Task:
Whenever a line in the entries below includes the string "AndroidManifest", count that line. Report the total alone.

Data records:
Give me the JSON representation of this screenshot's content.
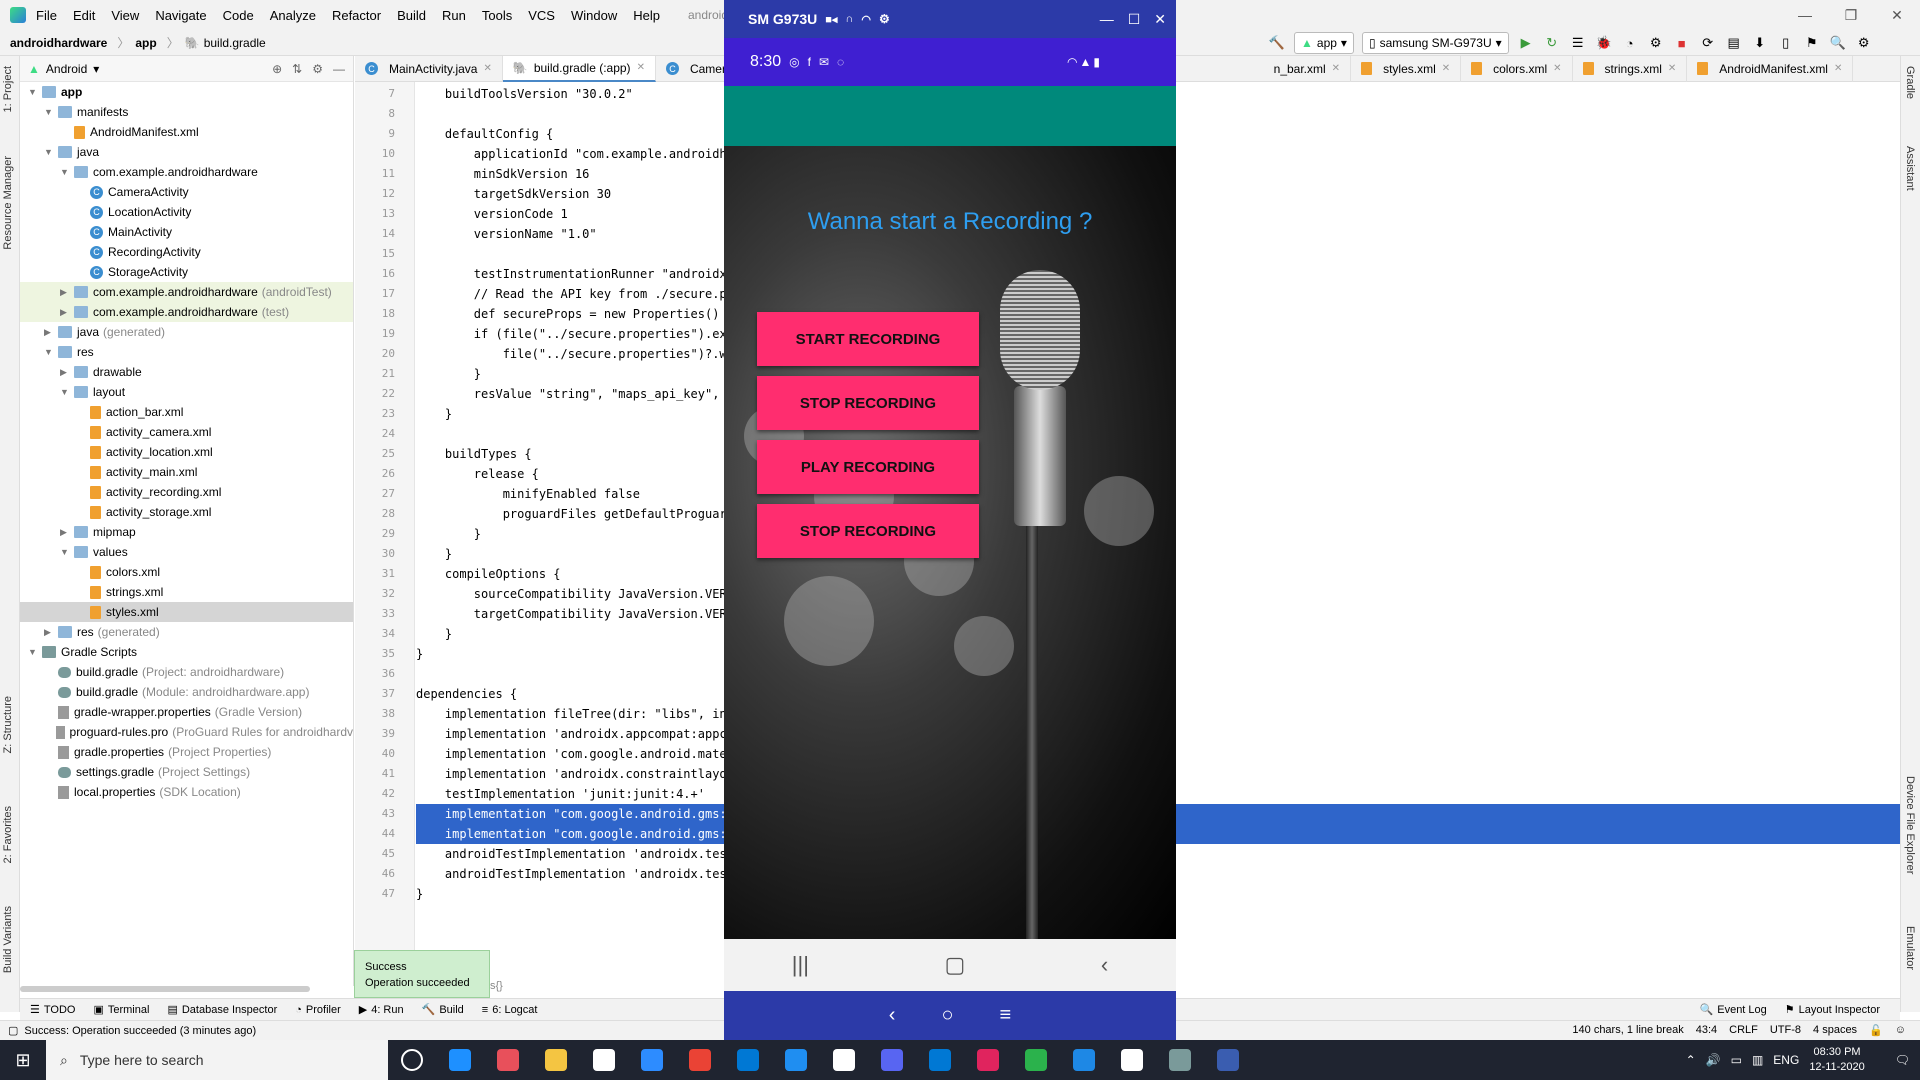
{
  "menubar": {
    "items": [
      "File",
      "Edit",
      "View",
      "Navigate",
      "Code",
      "Analyze",
      "Refactor",
      "Build",
      "Run",
      "Tools",
      "VCS",
      "Window",
      "Help"
    ],
    "window_title": "androidhardware - buil"
  },
  "navbar": {
    "crumbs": [
      "androidhardware",
      "app",
      "build.gradle"
    ],
    "run_config": "app",
    "device": "samsung SM-G973U"
  },
  "project": {
    "view": "Android",
    "tree": [
      {
        "label": "app",
        "indent": 0,
        "type": "module",
        "open": true
      },
      {
        "label": "manifests",
        "indent": 1,
        "type": "folder",
        "open": true
      },
      {
        "label": "AndroidManifest.xml",
        "indent": 2,
        "type": "xml"
      },
      {
        "label": "java",
        "indent": 1,
        "type": "folder",
        "open": true
      },
      {
        "label": "com.example.androidhardware",
        "indent": 2,
        "type": "folder",
        "open": true
      },
      {
        "label": "CameraActivity",
        "indent": 3,
        "type": "class"
      },
      {
        "label": "LocationActivity",
        "indent": 3,
        "type": "class"
      },
      {
        "label": "MainActivity",
        "indent": 3,
        "type": "class"
      },
      {
        "label": "RecordingActivity",
        "indent": 3,
        "type": "class"
      },
      {
        "label": "StorageActivity",
        "indent": 3,
        "type": "class"
      },
      {
        "label": "com.example.androidhardware",
        "extra": "(androidTest)",
        "indent": 2,
        "type": "folder",
        "closed": true,
        "hl": true
      },
      {
        "label": "com.example.androidhardware",
        "extra": "(test)",
        "indent": 2,
        "type": "folder",
        "closed": true,
        "hl": true
      },
      {
        "label": "java",
        "extra": "(generated)",
        "indent": 1,
        "type": "folder",
        "closed": true
      },
      {
        "label": "res",
        "indent": 1,
        "type": "folder",
        "open": true
      },
      {
        "label": "drawable",
        "indent": 2,
        "type": "folder",
        "closed": true
      },
      {
        "label": "layout",
        "indent": 2,
        "type": "folder",
        "open": true
      },
      {
        "label": "action_bar.xml",
        "indent": 3,
        "type": "xml"
      },
      {
        "label": "activity_camera.xml",
        "indent": 3,
        "type": "xml"
      },
      {
        "label": "activity_location.xml",
        "indent": 3,
        "type": "xml"
      },
      {
        "label": "activity_main.xml",
        "indent": 3,
        "type": "xml"
      },
      {
        "label": "activity_recording.xml",
        "indent": 3,
        "type": "xml"
      },
      {
        "label": "activity_storage.xml",
        "indent": 3,
        "type": "xml"
      },
      {
        "label": "mipmap",
        "indent": 2,
        "type": "folder",
        "closed": true
      },
      {
        "label": "values",
        "indent": 2,
        "type": "folder",
        "open": true
      },
      {
        "label": "colors.xml",
        "indent": 3,
        "type": "xml"
      },
      {
        "label": "strings.xml",
        "indent": 3,
        "type": "xml"
      },
      {
        "label": "styles.xml",
        "indent": 3,
        "type": "xml",
        "selected": true
      },
      {
        "label": "res",
        "extra": "(generated)",
        "indent": 1,
        "type": "folder",
        "closed": true
      },
      {
        "label": "Gradle Scripts",
        "indent": 0,
        "type": "gradlefolder",
        "open": true
      },
      {
        "label": "build.gradle",
        "extra": "(Project: androidhardware)",
        "indent": 1,
        "type": "gradle"
      },
      {
        "label": "build.gradle",
        "extra": "(Module: androidhardware.app)",
        "indent": 1,
        "type": "gradle"
      },
      {
        "label": "gradle-wrapper.properties",
        "extra": "(Gradle Version)",
        "indent": 1,
        "type": "prop"
      },
      {
        "label": "proguard-rules.pro",
        "extra": "(ProGuard Rules for androidhardv",
        "indent": 1,
        "type": "prop"
      },
      {
        "label": "gradle.properties",
        "extra": "(Project Properties)",
        "indent": 1,
        "type": "prop"
      },
      {
        "label": "settings.gradle",
        "extra": "(Project Settings)",
        "indent": 1,
        "type": "gradle"
      },
      {
        "label": "local.properties",
        "extra": "(SDK Location)",
        "indent": 1,
        "type": "prop"
      }
    ]
  },
  "tabs": {
    "left": [
      "MainActivity.java",
      "build.gradle (:app)",
      "CameraAc"
    ],
    "right": [
      "n_bar.xml",
      "styles.xml",
      "colors.xml",
      "strings.xml",
      "AndroidManifest.xml"
    ]
  },
  "code": {
    "lines": [
      {
        "n": "7",
        "t": "    buildToolsVersion \"30.0.2\""
      },
      {
        "n": "8",
        "t": ""
      },
      {
        "n": "9",
        "t": "    defaultConfig {"
      },
      {
        "n": "10",
        "t": "        applicationId \"com.example.androidha"
      },
      {
        "n": "11",
        "t": "        minSdkVersion 16"
      },
      {
        "n": "12",
        "t": "        targetSdkVersion 30"
      },
      {
        "n": "13",
        "t": "        versionCode 1"
      },
      {
        "n": "14",
        "t": "        versionName \"1.0\""
      },
      {
        "n": "15",
        "t": ""
      },
      {
        "n": "16",
        "t": "        testInstrumentationRunner \"androidx."
      },
      {
        "n": "17",
        "t": "        // Read the API key from ./secure.pr"
      },
      {
        "n": "18",
        "t": "        def secureProps = new Properties()"
      },
      {
        "n": "19",
        "t": "        if (file(\"../secure.properties\").exi"
      },
      {
        "n": "20",
        "t": "            file(\"../secure.properties\")?.wi"
      },
      {
        "n": "21",
        "t": "        }"
      },
      {
        "n": "22",
        "t": "        resValue \"string\", \"maps_api_key\", ("
      },
      {
        "n": "23",
        "t": "    }"
      },
      {
        "n": "24",
        "t": ""
      },
      {
        "n": "25",
        "t": "    buildTypes {"
      },
      {
        "n": "26",
        "t": "        release {"
      },
      {
        "n": "27",
        "t": "            minifyEnabled false"
      },
      {
        "n": "28",
        "t": "            proguardFiles getDefaultProguard"
      },
      {
        "n": "29",
        "t": "        }"
      },
      {
        "n": "30",
        "t": "    }"
      },
      {
        "n": "31",
        "t": "    compileOptions {"
      },
      {
        "n": "32",
        "t": "        sourceCompatibility JavaVersion.VERS"
      },
      {
        "n": "33",
        "t": "        targetCompatibility JavaVersion.VERS"
      },
      {
        "n": "34",
        "t": "    }"
      },
      {
        "n": "35",
        "t": "}"
      },
      {
        "n": "36",
        "t": ""
      },
      {
        "n": "37",
        "t": "dependencies {"
      },
      {
        "n": "38",
        "t": "    implementation fileTree(dir: \"libs\", inc"
      },
      {
        "n": "39",
        "t": "    implementation 'androidx.appcompat:appco"
      },
      {
        "n": "40",
        "t": "    implementation 'com.google.android.mater"
      },
      {
        "n": "41",
        "t": "    implementation 'androidx.constraintlayou"
      },
      {
        "n": "42",
        "t": "    testImplementation 'junit:junit:4.+'"
      },
      {
        "n": "43",
        "t": "    implementation \"com.google.android.gms:p",
        "sel": true
      },
      {
        "n": "44",
        "t": "    implementation \"com.google.android.gms:p",
        "sel": true
      },
      {
        "n": "45",
        "t": "    androidTestImplementation 'androidx.test"
      },
      {
        "n": "46",
        "t": "    androidTestImplementation 'androidx.test"
      },
      {
        "n": "47",
        "t": "}"
      }
    ]
  },
  "toast": {
    "title": "Success",
    "message": "Operation succeeded"
  },
  "tool_stubs": {
    "s_brace": "s{}"
  },
  "bottom_tools": {
    "left": [
      "TODO",
      "Terminal",
      "Database Inspector",
      "Profiler",
      "4: Run",
      "Build",
      "6: Logcat"
    ],
    "right": [
      "Event Log",
      "Layout Inspector"
    ]
  },
  "statusbar": {
    "message": "Success: Operation succeeded (3 minutes ago)",
    "chars": "140 chars, 1 line break",
    "pos": "43:4",
    "eol": "CRLF",
    "enc": "UTF-8",
    "indent": "4 spaces"
  },
  "left_strip": [
    "1: Project",
    "Resource Manager",
    "Z: Structure",
    "2: Favorites",
    "Build Variants"
  ],
  "right_strip": [
    "Gradle",
    "Assistant",
    "Device File Explorer",
    "Emulator"
  ],
  "emulator": {
    "title": "SM G973U",
    "time": "8:30",
    "heading": "Wanna start a Recording ?",
    "buttons": [
      "START RECORDING",
      "STOP RECORDING",
      "PLAY RECORDING",
      "STOP RECORDING"
    ]
  },
  "taskbar": {
    "search_placeholder": "Type here to search",
    "lang": "ENG",
    "time": "08:30 PM",
    "date": "12-11-2020",
    "app_colors": [
      "#ffffff",
      "#1e90ff",
      "#e8505b",
      "#f4c542",
      "#ffffff",
      "#2d8cff",
      "#ea4335",
      "#0078d4",
      "#1f8ef1",
      "#ffffff",
      "#5865f2",
      "#0078d4",
      "#e0245e",
      "#2bb24c",
      "#1e88e5",
      "#ffffff",
      "#7a9a9a",
      "#3a5db0"
    ]
  },
  "colors": {
    "accent_pink": "#ff2d6f",
    "app_bar_teal": "#00897b",
    "emulator_blue": "#2c3aa8",
    "heading_blue": "#2e9ef0"
  }
}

Result of this task:
2